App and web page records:
......
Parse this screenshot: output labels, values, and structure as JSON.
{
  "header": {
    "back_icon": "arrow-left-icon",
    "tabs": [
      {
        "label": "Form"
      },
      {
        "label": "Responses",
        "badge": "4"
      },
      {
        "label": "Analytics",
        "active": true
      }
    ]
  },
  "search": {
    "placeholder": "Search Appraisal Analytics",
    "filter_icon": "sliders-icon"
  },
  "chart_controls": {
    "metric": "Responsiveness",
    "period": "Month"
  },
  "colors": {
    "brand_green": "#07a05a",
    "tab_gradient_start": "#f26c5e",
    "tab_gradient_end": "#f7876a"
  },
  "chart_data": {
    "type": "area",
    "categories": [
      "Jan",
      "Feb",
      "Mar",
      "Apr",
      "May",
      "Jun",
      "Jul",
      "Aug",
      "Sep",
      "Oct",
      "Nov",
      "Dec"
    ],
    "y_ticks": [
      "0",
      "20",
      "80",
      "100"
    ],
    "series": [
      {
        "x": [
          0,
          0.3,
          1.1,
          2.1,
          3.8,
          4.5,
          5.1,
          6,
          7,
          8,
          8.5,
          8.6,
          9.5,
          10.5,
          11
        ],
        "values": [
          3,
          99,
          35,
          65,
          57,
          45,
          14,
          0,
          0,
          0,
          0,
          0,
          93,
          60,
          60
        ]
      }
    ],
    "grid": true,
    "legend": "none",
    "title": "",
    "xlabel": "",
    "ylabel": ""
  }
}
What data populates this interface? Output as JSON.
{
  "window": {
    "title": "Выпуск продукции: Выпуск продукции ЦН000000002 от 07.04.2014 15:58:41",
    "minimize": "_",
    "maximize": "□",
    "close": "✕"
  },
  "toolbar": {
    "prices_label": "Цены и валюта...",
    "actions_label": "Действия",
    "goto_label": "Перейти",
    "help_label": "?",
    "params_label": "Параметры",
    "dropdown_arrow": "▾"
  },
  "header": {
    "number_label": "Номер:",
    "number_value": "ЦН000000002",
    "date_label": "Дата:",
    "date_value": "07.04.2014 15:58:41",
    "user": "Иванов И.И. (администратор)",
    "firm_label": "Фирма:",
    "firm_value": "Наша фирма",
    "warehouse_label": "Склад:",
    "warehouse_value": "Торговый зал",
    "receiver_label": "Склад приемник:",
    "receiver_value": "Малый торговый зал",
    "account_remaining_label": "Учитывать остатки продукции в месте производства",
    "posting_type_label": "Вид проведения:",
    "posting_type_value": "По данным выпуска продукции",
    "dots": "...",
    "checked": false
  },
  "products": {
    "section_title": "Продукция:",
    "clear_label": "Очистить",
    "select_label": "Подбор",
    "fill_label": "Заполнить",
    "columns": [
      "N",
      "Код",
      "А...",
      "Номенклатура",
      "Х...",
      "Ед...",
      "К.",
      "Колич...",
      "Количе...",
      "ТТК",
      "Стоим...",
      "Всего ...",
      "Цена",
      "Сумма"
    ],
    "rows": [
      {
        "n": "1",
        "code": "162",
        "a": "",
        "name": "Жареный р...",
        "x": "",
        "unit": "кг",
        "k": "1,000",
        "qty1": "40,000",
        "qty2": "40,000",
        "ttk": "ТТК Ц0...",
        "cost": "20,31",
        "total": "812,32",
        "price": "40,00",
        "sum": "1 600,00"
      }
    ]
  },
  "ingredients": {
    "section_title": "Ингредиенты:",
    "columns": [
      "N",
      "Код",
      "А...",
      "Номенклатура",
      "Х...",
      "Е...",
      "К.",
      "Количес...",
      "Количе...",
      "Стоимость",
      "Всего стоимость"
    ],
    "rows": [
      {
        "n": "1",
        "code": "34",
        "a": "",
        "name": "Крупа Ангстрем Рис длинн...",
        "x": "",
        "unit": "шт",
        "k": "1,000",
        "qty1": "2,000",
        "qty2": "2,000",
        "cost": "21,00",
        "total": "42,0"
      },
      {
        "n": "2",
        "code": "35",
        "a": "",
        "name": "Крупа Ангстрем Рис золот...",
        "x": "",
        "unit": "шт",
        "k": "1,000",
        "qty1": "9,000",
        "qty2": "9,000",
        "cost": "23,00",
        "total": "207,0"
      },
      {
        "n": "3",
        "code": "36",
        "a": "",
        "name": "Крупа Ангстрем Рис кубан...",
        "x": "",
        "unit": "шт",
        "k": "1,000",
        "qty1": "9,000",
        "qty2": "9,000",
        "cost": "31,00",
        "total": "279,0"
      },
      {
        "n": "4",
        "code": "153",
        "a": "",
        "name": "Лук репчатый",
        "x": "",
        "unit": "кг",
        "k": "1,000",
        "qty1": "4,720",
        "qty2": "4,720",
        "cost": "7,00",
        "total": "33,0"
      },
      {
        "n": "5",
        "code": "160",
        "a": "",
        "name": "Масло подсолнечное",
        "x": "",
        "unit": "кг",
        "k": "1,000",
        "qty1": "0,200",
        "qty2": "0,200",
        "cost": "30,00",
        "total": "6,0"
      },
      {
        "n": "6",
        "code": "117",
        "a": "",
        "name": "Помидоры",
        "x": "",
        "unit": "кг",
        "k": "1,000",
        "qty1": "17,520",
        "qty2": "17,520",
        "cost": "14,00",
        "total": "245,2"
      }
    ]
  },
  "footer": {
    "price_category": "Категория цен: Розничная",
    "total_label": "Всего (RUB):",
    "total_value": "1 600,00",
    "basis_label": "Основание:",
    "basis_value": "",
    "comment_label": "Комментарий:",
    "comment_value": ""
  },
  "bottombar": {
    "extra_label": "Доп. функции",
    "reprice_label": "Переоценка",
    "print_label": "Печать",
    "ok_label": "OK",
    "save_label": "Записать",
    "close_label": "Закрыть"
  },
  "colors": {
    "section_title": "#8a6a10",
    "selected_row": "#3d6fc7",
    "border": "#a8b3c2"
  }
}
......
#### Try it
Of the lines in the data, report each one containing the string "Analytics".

#### Answer below
        "label": "Analytics",
    "placeholder": "Search Appraisal Analytics",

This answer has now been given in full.